### Records provided
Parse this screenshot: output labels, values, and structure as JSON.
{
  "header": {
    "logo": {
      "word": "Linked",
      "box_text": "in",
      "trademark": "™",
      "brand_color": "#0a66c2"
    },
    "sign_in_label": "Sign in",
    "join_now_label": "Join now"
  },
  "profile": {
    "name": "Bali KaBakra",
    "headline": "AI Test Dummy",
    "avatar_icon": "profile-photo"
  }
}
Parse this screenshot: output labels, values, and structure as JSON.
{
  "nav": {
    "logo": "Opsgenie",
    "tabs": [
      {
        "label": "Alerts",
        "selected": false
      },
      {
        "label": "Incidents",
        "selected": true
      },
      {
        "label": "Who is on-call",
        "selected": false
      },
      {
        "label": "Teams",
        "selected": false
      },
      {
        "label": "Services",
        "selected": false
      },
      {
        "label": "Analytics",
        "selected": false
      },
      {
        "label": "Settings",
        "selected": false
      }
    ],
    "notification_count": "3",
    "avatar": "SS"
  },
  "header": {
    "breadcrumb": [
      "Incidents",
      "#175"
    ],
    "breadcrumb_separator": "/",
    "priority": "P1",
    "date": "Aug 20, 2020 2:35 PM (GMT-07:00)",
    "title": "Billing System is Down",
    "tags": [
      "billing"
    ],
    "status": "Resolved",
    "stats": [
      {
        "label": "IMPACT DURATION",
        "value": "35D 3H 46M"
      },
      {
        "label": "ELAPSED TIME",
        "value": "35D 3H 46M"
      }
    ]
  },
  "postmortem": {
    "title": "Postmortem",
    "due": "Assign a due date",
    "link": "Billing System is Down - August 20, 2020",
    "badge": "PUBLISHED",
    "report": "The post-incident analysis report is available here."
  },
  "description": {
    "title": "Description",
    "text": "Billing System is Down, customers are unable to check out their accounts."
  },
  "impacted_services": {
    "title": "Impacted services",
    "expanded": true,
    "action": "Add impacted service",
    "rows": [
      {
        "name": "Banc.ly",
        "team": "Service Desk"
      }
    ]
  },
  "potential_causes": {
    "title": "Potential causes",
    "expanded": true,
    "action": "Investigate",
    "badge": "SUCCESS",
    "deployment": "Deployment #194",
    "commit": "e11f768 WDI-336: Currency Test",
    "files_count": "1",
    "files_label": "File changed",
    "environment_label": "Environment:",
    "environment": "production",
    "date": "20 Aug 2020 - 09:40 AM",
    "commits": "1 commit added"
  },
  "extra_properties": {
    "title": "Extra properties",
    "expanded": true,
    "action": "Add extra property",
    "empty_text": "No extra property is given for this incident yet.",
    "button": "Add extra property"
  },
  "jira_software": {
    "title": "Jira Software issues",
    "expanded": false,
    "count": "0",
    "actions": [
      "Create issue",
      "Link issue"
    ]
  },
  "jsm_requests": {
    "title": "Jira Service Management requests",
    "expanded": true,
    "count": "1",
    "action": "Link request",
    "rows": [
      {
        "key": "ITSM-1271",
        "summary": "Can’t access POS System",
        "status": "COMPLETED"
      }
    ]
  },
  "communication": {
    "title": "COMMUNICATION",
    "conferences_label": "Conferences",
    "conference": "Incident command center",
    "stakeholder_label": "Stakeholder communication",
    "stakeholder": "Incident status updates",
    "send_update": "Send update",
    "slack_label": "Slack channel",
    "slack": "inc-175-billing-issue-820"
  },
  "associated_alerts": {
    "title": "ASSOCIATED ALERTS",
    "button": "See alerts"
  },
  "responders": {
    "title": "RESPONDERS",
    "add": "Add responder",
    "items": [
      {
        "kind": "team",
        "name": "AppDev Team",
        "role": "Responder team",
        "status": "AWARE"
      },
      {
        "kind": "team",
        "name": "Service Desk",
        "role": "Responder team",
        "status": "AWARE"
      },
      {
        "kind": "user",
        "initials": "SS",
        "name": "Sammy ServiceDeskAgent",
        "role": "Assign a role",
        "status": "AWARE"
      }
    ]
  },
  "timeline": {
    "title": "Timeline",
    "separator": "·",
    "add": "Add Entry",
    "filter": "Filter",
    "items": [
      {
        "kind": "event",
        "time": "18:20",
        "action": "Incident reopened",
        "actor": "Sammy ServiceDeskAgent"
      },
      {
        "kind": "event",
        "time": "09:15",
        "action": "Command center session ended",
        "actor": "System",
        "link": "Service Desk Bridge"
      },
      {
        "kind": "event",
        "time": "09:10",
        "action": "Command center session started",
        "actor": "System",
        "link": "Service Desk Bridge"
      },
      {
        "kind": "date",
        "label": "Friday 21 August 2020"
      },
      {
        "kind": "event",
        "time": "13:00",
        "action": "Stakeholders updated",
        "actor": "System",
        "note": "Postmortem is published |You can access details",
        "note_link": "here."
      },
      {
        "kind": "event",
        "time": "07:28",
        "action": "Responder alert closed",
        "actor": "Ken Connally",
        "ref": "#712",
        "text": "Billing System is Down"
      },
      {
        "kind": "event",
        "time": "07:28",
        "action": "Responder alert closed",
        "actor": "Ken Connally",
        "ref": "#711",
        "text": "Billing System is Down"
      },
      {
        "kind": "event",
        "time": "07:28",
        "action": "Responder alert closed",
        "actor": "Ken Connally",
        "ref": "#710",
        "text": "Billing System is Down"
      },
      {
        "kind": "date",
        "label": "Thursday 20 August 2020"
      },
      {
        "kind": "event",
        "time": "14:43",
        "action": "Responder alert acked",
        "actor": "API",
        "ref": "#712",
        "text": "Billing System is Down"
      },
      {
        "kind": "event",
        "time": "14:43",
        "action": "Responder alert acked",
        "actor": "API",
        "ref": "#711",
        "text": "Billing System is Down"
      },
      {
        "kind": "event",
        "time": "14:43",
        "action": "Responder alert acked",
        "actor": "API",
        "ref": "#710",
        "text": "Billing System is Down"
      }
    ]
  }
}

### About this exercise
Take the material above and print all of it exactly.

### Result
Parse this screenshot: output labels, values, and structure as JSON.
{
  "header": {
    "logo": {
      "word": "Linked",
      "box_text": "in",
      "trademark": "™",
      "brand_color": "#0a66c2"
    },
    "sign_in_label": "Sign in",
    "join_now_label": "Join now"
  },
  "profile": {
    "name": "Bali KaBakra",
    "headline": "AI Test Dummy",
    "avatar_icon": "profile-photo"
  }
}
Parse this screenshot: output labels, values, and structure as JSON.
{
  "nav": {
    "logo": "Opsgenie",
    "tabs": [
      {
        "label": "Alerts",
        "selected": false
      },
      {
        "label": "Incidents",
        "selected": true
      },
      {
        "label": "Who is on-call",
        "selected": false
      },
      {
        "label": "Teams",
        "selected": false
      },
      {
        "label": "Services",
        "selected": false
      },
      {
        "label": "Analytics",
        "selected": false
      },
      {
        "label": "Settings",
        "selected": false
      }
    ],
    "notification_count": "3",
    "avatar": "SS"
  },
  "header": {
    "breadcrumb": [
      "Incidents",
      "#175"
    ],
    "breadcrumb_separator": "/",
    "priority": "P1",
    "date": "Aug 20, 2020 2:35 PM (GMT-07:00)",
    "title": "Billing System is Down",
    "tags": [
      "billing"
    ],
    "status": "Resolved",
    "stats": [
      {
        "label": "IMPACT DURATION",
        "value": "35D 3H 46M"
      },
      {
        "label": "ELAPSED TIME",
        "value": "35D 3H 46M"
      }
    ]
  },
  "postmortem": {
    "title": "Postmortem",
    "due": "Assign a due date",
    "link": "Billing System is Down - August 20, 2020",
    "badge": "PUBLISHED",
    "report": "The post-incident analysis report is available here."
  },
  "description": {
    "title": "Description",
    "text": "Billing System is Down, customers are unable to check out their accounts."
  },
  "impacted_services": {
    "title": "Impacted services",
    "expanded": true,
    "action": "Add impacted service",
    "rows": [
      {
        "name": "Banc.ly",
        "team": "Service Desk"
      }
    ]
  },
  "potential_causes": {
    "title": "Potential causes",
    "expanded": true,
    "action": "Investigate",
    "badge": "SUCCESS",
    "deployment": "Deployment #194",
    "commit": "e11f768 WDI-336: Currency Test",
    "files_count": "1",
    "files_label": "File changed",
    "environment_label": "Environment:",
    "environment": "production",
    "date": "20 Aug 2020 - 09:40 AM",
    "commits": "1 commit added"
  },
  "extra_properties": {
    "title": "Extra properties",
    "expanded": true,
    "action": "Add extra property",
    "empty_text": "No extra property is given for this incident yet.",
    "button": "Add extra property"
  },
  "jira_software": {
    "title": "Jira Software issues",
    "expanded": false,
    "count": "0",
    "actions": [
      "Create issue",
      "Link issue"
    ]
  },
  "jsm_requests": {
    "title": "Jira Service Management requests",
    "expanded": true,
    "count": "1",
    "action": "Link request",
    "rows": [
      {
        "key": "ITSM-1271",
        "summary": "Can’t access POS System",
        "status": "COMPLETED"
      }
    ]
  },
  "communication": {
    "title": "COMMUNICATION",
    "conferences_label": "Conferences",
    "conference": "Incident command center",
    "stakeholder_label": "Stakeholder communication",
    "stakeholder": "Incident status updates",
    "send_update": "Send update",
    "slack_label": "Slack channel",
    "slack": "inc-175-billing-issue-820"
  },
  "associated_alerts": {
    "title": "ASSOCIATED ALERTS",
    "button": "See alerts"
  },
  "responders": {
    "title": "RESPONDERS",
    "add": "Add responder",
    "items": [
      {
        "kind": "team",
        "name": "AppDev Team",
        "role": "Responder team",
        "status": "AWARE"
      },
      {
        "kind": "team",
        "name": "Service Desk",
        "role": "Responder team",
        "status": "AWARE"
      },
      {
        "kind": "user",
        "initials": "SS",
        "name": "Sammy ServiceDeskAgent",
        "role": "Assign a role",
        "status": "AWARE"
      }
    ]
  },
  "timeline": {
    "title": "Timeline",
    "separator": "·",
    "add": "Add Entry",
    "filter": "Filter",
    "items": [
      {
        "kind": "event",
        "time": "18:20",
        "action": "Incident reopened",
        "actor": "Sammy ServiceDeskAgent"
      },
      {
        "kind": "event",
        "time": "09:15",
        "action": "Command center session ended",
        "actor": "System",
        "link": "Service Desk Bridge"
      },
      {
        "kind": "event",
        "time": "09:10",
        "action": "Command center session started",
        "actor": "System",
        "link": "Service Desk Bridge"
      },
      {
        "kind": "date",
        "label": "Friday 21 August 2020"
      },
      {
        "kind": "event",
        "time": "13:00",
        "action": "Stakeholders updated",
        "actor": "System",
        "note": "Postmortem is published |You can access details",
        "note_link": "here."
      },
      {
        "kind": "event",
        "time": "07:28",
        "action": "Responder alert closed",
        "actor": "Ken Connally",
        "ref": "#712",
        "text": "Billing System is Down"
      },
      {
        "kind": "event",
        "time": "07:28",
        "action": "Responder alert closed",
        "actor": "Ken Connally",
        "ref": "#711",
        "text": "Billing System is Down"
      },
      {
        "kind": "event",
        "time": "07:28",
        "action": "Responder alert closed",
        "actor": "Ken Connally",
        "ref": "#710",
        "text": "Billing System is Down"
      },
      {
        "kind": "date",
        "label": "Thursday 20 August 2020"
      },
      {
        "kind": "event",
        "time": "14:43",
        "action": "Responder alert acked",
        "actor": "API",
        "ref": "#712",
        "text": "Billing System is Down"
      },
      {
        "kind": "event",
        "time": "14:43",
        "action": "Responder alert acked",
        "actor": "API",
        "ref": "#711",
        "text": "Billing System is Down"
      },
      {
        "kind": "event",
        "time": "14:43",
        "action": "Responder alert acked",
        "actor": "API",
        "ref": "#710",
        "text": "Billing System is Down"
      }
    ]
  }
}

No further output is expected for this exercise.